Good morning! It’s Friday Feedback day over on Gae’s blog, and today we have guest author Ammi-Joan Paquette visiting to talk revision. Joan is the author of a pile of books, from picture books to novels, including the latest in her Princess Juniper series, PRINCESS JUNIPER OF THE ANJU.
Into the Revision Tub We Go!
By Ammi-Joan Paquette
Over the past few weeks I’ve been thinking a lot about revision. It’s sort of a love-hate relationship we have with this magnificent beast, isn’t it? (Hopefully that’s not just me!)
Quite honestly, I’ve always been more of a drafter. There’s something about the tangible heft of plowing through a first draft that satisfies my deepest writer-urges. (Or maybe my neurotic hyper-organization tendencies!) When you’re drafting, you always know where you’re at. Daily progress? 1000 words = great! 2000 words = awesome! 50 words = . . . um, points for showing up?
But revision is kind of like being in a bathtub with an octopus. You’re never 100% sure who’s scrubbing who’s back and whether by the end of the session you’re going to end up cleaner than when you started. (On the plus side, you’re probably getting some great sensory research in.) So revision and I have something of a patchy history.
But as I’ve worked my way through the Princess Juniper series, I’ve come to realize how important revision is, and how strongly I rely on it. The truth is: I love drafting, but my drafts are downright sloppy. At that stage I’m basically just churning out the raw plot. The end result is a quivering mash of around 35-40,000 words. There is no time when I am not deathly afraid that this draft will be the one that doesn’t come together. I thought it when drafting Princess Juniper of the Anju last year, and I thought it while drafting the third and final installment in the series, Princess Juniper of Torr, several months ago.
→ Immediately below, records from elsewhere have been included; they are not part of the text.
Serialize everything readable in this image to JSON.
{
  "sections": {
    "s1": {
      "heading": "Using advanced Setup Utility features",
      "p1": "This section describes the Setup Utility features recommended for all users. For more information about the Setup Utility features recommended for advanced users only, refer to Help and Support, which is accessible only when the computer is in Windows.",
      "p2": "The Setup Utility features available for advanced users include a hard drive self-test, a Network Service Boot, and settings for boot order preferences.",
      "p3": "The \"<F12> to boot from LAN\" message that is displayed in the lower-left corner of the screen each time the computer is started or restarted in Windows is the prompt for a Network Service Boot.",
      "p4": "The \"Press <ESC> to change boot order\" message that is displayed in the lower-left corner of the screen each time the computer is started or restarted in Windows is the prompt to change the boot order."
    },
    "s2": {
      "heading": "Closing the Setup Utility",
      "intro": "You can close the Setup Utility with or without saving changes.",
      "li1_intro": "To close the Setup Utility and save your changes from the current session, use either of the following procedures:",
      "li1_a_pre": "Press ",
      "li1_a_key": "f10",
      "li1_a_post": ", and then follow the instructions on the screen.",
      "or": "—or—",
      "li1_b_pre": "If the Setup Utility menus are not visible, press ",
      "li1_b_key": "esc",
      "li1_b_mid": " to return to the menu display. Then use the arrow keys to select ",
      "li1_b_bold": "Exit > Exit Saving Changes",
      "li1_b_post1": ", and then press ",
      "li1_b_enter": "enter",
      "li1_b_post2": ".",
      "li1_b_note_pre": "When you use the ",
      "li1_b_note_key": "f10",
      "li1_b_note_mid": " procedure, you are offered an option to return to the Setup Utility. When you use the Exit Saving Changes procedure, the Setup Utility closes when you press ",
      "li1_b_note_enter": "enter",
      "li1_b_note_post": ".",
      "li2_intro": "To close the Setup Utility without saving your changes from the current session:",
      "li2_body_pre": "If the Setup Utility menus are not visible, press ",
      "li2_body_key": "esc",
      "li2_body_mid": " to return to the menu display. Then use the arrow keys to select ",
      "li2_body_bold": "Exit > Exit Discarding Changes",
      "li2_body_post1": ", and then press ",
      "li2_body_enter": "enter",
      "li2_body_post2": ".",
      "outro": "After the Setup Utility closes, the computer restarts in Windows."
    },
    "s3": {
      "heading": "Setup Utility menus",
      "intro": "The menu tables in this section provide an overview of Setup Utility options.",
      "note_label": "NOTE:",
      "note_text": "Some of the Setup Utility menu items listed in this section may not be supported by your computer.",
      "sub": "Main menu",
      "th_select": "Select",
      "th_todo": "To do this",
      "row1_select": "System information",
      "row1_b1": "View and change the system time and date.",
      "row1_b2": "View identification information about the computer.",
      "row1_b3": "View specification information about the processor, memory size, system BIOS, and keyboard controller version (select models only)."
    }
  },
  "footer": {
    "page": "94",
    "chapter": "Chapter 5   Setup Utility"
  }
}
Each and every time, though, the messy draft is followed by a headlong dive into that ol’ revision bathtub. And gradually I’ve come to realize something: Revision really is where the magic happens. Drafting is rush and wonder and discovery; but revision is craft. Revision is where you pull out the magnifying glass and examine every aspect of your story. Characters? Deepen. Arcs? Launch. Stakes? Heighten. Language? Smooth. Voice? Enrich. And that (long, effortful) process brings a deep satisfaction all its own.
I’ve also learned to work within my own constraints. I am the type of result-oriented author that needs a tangible roadmap for creation. With drafting that’s a measurable word count. With revision, I’ve learned to make (what else?) a to-do list. All through the early stages, I keep a document open where I jot down anything I can think of that I want to follow up on later. When my critique partners send along notes; when my editor comes back with comments; when I begin my own read-through and start seeing blank spots. One by one by one, they all go on my list. During my recent foray into Princess Juniper of Torr, my revision to-do list capped out at 94 bullet points.—Everything from “show father’s reaction to Juniper’s short hair” to “add more emotion to her return home” to “build up the climax to give it more punch.” It’s all measurable, it’s all exciting, it all becomes immensely doable.
A couple months ago, book #2 in my series hit the shelves. Princess Juniper of the Anju first saw the world as a cluttered, messy, abbreviated draft. It’s now 62,773 words long, and just as rich and layered and satisfying as I have been able to make it. It’s far from perfect, I’m sure, but having gone down all my checklists and satisfied all my criteria (not to mention innumerable read- throughs), I can ultimately say that my wet tangle with the revision monster was worth it. And if I left the bathtub with a tentacle or two more than I went in with—who’s counting?
Happy revising, all!